My surprise must have shown on my face because she laughed as she told me that back home, they always have big families. Just in case. Because nobody ever feels safe.
After that, it was as if a switch had been flipped. She talked. And talked. Non-stop for at least ten minutes. Here is what I know now.
Afghanistan is hell. Her sister lost four of her children in a day because of the war. She herself suffered numerous miscarriages and stillbirths due to the stress and this little girl, born in the safety of England, is the only child that survived.
One morning she poured herself a cup of tea, and never got to drink it. Because she was running for her life. To Pakistan. With absolutely nothing. Starting over, eventually getting back to Afghanistan and having to do exactly the same thing all over again a few years later.
She can’t stand sirens, even 6 years after leaving the warzone. Her husband has to touch her shoulder every time she hears one, and remind her that they’re safe now. She’s constantly amazed at how quiet our skies are. No bombs. No missiles. No ominous planes.

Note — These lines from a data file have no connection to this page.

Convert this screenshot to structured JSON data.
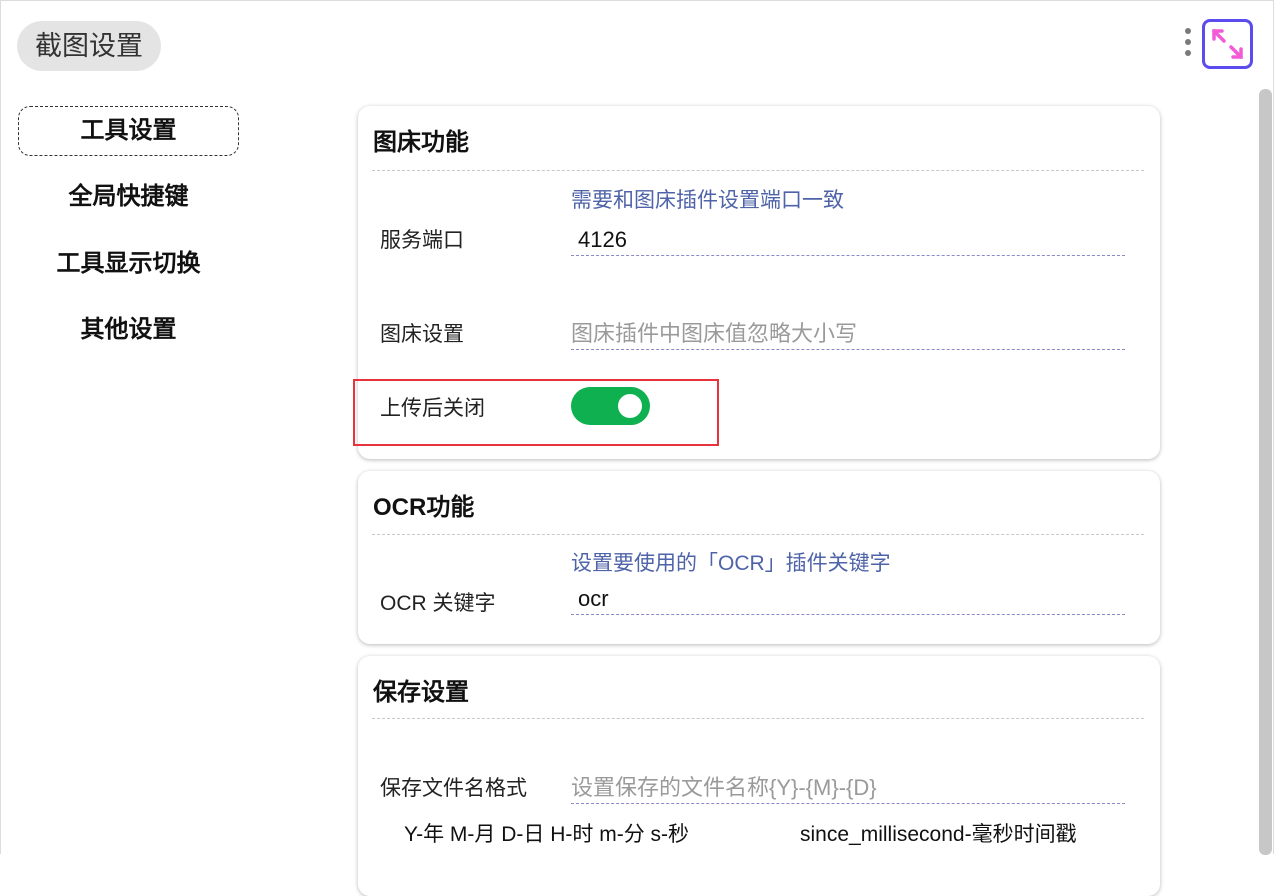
{
  "header": {
    "title": "截图设置"
  },
  "sidebar": {
    "items": [
      {
        "label": "工具设置",
        "active": true
      },
      {
        "label": "全局快捷键",
        "active": false
      },
      {
        "label": "工具显示切换",
        "active": false
      },
      {
        "label": "其他设置",
        "active": false
      }
    ]
  },
  "sections": {
    "image_bed": {
      "title": "图床功能",
      "port_label": "服务端口",
      "port_hint": "需要和图床插件设置端口一致",
      "port_value": "4126",
      "bed_label": "图床设置",
      "bed_placeholder": "图床插件中图床值忽略大小写",
      "close_label": "上传后关闭",
      "close_enabled": true
    },
    "ocr": {
      "title": "OCR功能",
      "keyword_label": "OCR 关键字",
      "keyword_hint": "设置要使用的「OCR」插件关键字",
      "keyword_value": "ocr"
    },
    "save": {
      "title": "保存设置",
      "filename_label": "保存文件名格式",
      "filename_placeholder": "设置保存的文件名称{Y}-{M}-{D}",
      "format_help_left": "Y-年 M-月 D-日 H-时 m-分 s-秒",
      "format_help_right": "since_millisecond-毫秒时间戳"
    }
  },
  "icons": {
    "menu": "more-vertical-icon",
    "expand": "expand-arrows-icon"
  },
  "colors": {
    "accent": "#5b4cf0",
    "toggle_on": "#0eb050",
    "hint": "#4e63a8",
    "highlight": "#e8333c"
  }
}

Her parents and brothers are still out there. She calls them every day. And she’s scared. Scared of what might happen to them while she’s so far away. Scared of not being able to do anything. Guilty for being safe.
I just stood, listening. Stunned. As this all came out, so matter-of-fact. Not asking for sympathy. Not looking for help. Just telling her story. And what a story it is.
It felt so incongruous. All these terrible stories, spilling out into the garden while Elvie made mud pies. Whilst this beautiful little girl ran around, shouting to Joel, “come baby, come on baby.” Listening to the squeals of delight as they chased each other down the slide. Not a care in the world. Not a plane in the sky.
How do you respond to that? In the end, all I could do was tell her that she’s amazing. She smiled, and shook her head.
“No,” she said. “Life is amazing.”
Seriously. There are no words.
She’s right. Of course. The quiet ones usually are.
There will always be sirens. There will always be planes. But from now on, whenever I hear one, I’ll think of her and remember that I am incredibly blessed.
Yes, I’m disorganised. Yes, I’ve forgotten more birthdays this month that I can count. Yes, I’ve buried my head in the sand. But what a ridiculous privilege, to be kept awake at night by missed postal deadlines and insufficient wrapping paper. Rather than fear, loss and bombing raids.
I am safe. I am loved. I am free.
Life is amazing. And we are very lucky indeed.